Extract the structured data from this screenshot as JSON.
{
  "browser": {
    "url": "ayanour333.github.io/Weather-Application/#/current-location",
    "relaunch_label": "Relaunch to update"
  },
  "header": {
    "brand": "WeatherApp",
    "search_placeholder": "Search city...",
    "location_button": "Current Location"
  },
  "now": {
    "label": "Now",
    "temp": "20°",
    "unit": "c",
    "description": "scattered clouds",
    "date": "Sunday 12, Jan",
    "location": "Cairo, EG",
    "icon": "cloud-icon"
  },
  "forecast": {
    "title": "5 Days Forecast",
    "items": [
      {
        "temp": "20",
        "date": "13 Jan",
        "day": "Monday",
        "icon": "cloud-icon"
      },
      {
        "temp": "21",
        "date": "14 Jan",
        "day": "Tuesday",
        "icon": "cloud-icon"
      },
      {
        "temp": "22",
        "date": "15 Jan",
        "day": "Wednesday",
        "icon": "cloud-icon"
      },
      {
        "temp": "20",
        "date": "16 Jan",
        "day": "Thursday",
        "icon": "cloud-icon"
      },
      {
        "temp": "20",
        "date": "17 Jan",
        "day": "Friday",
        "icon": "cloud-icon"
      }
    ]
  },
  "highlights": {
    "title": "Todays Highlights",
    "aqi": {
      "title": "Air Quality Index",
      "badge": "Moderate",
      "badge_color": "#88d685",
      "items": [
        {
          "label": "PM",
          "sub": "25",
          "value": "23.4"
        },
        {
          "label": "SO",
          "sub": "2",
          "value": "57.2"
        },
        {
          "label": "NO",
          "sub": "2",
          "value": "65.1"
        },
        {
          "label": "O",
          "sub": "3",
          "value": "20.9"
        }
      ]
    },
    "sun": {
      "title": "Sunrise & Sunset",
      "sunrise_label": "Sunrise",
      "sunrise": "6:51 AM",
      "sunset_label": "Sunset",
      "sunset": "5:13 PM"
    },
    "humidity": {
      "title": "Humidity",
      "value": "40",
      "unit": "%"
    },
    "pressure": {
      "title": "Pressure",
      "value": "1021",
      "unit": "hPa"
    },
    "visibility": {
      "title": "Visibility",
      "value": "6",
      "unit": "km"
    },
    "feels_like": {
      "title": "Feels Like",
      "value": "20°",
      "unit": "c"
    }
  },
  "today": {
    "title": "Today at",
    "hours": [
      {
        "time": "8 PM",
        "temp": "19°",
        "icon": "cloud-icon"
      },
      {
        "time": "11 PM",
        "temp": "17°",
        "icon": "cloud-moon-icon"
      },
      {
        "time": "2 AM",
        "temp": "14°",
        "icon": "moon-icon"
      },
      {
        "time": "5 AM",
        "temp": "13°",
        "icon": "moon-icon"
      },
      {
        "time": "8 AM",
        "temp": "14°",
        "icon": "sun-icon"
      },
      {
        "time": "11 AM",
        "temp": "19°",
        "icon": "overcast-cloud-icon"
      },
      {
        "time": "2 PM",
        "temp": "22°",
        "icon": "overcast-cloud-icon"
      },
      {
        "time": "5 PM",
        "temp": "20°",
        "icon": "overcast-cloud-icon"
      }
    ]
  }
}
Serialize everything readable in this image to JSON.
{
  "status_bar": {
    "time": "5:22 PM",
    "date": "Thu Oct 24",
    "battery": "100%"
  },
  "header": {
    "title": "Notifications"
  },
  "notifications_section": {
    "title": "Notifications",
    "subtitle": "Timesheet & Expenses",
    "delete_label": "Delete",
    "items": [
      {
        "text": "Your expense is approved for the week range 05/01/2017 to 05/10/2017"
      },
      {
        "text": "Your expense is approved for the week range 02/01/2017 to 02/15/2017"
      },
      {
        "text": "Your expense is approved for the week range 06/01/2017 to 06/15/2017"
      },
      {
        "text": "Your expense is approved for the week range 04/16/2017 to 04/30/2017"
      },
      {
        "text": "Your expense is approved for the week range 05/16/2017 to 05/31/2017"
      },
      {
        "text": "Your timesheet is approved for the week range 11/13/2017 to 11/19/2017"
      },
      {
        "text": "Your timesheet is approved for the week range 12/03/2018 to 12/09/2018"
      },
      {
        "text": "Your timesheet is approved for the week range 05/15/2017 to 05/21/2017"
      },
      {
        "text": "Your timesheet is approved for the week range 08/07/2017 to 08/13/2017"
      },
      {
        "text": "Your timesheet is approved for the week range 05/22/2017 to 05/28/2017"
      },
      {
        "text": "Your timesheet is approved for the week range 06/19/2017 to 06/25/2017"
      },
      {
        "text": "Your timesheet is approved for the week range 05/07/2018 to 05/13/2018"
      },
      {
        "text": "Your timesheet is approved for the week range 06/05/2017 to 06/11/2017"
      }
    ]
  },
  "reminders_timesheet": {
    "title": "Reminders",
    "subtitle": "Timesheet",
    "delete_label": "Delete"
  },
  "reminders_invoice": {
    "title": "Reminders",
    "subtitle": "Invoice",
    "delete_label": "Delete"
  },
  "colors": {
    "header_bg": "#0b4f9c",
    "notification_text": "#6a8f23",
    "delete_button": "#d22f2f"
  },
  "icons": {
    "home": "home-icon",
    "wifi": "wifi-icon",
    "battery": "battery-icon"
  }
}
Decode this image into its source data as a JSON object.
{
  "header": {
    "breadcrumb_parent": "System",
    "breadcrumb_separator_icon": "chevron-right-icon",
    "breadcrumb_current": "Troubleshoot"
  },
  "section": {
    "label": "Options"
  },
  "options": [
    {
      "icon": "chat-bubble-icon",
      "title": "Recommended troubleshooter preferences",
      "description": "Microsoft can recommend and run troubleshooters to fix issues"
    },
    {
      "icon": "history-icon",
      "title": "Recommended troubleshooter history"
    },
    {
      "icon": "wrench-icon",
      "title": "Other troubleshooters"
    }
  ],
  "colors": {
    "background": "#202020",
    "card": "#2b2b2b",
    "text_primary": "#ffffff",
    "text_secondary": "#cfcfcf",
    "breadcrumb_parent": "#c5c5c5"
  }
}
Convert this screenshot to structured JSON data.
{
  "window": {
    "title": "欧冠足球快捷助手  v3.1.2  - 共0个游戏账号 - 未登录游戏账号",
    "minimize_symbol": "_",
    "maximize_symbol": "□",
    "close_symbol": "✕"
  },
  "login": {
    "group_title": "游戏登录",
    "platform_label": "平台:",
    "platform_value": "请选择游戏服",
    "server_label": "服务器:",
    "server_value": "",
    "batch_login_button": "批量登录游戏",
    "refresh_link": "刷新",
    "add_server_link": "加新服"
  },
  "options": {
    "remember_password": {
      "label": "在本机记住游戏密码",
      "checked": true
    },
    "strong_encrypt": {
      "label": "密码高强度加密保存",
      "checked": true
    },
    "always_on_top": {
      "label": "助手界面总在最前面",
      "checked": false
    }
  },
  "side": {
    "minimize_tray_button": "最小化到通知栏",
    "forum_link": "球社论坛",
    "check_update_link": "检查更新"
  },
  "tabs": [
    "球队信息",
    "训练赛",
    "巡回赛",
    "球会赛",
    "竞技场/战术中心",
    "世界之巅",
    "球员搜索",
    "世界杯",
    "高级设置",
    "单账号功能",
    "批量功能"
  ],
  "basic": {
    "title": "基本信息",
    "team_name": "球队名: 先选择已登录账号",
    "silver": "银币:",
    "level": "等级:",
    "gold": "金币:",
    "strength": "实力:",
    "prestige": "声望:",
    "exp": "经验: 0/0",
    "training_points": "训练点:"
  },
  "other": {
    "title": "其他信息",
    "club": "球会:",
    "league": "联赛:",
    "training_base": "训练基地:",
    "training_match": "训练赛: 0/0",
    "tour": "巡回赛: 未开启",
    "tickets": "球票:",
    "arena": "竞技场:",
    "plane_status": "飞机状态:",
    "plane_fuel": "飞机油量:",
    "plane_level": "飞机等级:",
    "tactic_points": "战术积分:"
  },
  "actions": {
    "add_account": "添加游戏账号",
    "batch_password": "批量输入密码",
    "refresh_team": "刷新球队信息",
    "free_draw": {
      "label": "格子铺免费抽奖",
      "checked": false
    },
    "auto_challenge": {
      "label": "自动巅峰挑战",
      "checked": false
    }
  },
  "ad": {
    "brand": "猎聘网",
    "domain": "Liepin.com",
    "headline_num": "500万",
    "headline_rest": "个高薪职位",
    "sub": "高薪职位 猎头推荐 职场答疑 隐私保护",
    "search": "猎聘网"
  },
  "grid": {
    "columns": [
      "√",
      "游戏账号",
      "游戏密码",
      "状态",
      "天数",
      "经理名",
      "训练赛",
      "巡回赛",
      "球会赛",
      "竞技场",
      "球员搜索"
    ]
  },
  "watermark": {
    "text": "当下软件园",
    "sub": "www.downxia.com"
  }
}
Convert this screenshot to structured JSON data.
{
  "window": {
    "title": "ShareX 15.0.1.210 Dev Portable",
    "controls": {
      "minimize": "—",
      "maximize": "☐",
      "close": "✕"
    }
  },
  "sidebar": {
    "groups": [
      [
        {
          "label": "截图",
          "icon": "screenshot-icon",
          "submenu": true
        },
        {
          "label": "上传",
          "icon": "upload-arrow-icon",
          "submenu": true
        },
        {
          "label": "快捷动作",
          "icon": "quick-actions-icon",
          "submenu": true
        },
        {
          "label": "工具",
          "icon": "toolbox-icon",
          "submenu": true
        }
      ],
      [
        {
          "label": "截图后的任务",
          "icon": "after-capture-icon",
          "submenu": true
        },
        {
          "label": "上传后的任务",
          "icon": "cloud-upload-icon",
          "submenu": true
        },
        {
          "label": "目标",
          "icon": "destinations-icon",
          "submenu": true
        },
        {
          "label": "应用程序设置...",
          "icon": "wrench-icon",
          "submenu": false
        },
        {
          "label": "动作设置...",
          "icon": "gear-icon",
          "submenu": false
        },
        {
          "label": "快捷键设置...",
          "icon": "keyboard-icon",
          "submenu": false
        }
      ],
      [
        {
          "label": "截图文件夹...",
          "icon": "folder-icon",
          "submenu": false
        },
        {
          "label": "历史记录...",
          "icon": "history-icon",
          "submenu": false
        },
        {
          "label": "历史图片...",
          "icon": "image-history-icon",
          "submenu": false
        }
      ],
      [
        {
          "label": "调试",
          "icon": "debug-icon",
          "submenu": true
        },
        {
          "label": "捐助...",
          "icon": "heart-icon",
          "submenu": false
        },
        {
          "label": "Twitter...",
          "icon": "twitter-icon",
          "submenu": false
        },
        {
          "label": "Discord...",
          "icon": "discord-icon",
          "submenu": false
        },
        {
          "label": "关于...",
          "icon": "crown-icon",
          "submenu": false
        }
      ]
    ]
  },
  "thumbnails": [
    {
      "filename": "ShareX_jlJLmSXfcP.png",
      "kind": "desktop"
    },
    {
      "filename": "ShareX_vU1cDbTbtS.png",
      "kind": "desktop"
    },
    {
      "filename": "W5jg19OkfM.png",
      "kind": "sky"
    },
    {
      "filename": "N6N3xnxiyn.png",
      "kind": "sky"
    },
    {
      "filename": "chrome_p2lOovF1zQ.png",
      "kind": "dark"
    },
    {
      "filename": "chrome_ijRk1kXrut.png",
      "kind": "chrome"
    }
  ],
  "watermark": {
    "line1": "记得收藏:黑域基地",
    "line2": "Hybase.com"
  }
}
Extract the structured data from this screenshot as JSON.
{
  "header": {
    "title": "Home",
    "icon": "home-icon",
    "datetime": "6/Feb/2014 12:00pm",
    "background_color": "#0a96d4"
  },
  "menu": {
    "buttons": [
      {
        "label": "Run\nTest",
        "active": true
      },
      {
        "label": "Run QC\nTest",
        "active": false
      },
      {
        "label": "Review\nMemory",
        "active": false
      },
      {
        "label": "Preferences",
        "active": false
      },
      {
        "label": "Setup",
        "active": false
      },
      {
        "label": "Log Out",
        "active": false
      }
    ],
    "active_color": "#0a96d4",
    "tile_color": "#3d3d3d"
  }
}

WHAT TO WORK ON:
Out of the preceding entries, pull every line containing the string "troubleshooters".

OUTPUT FOR THIS EXERCISE:
      "description": "Microsoft can recommend and run troubleshooters to fix issues"
      "title": "Other troubleshooters"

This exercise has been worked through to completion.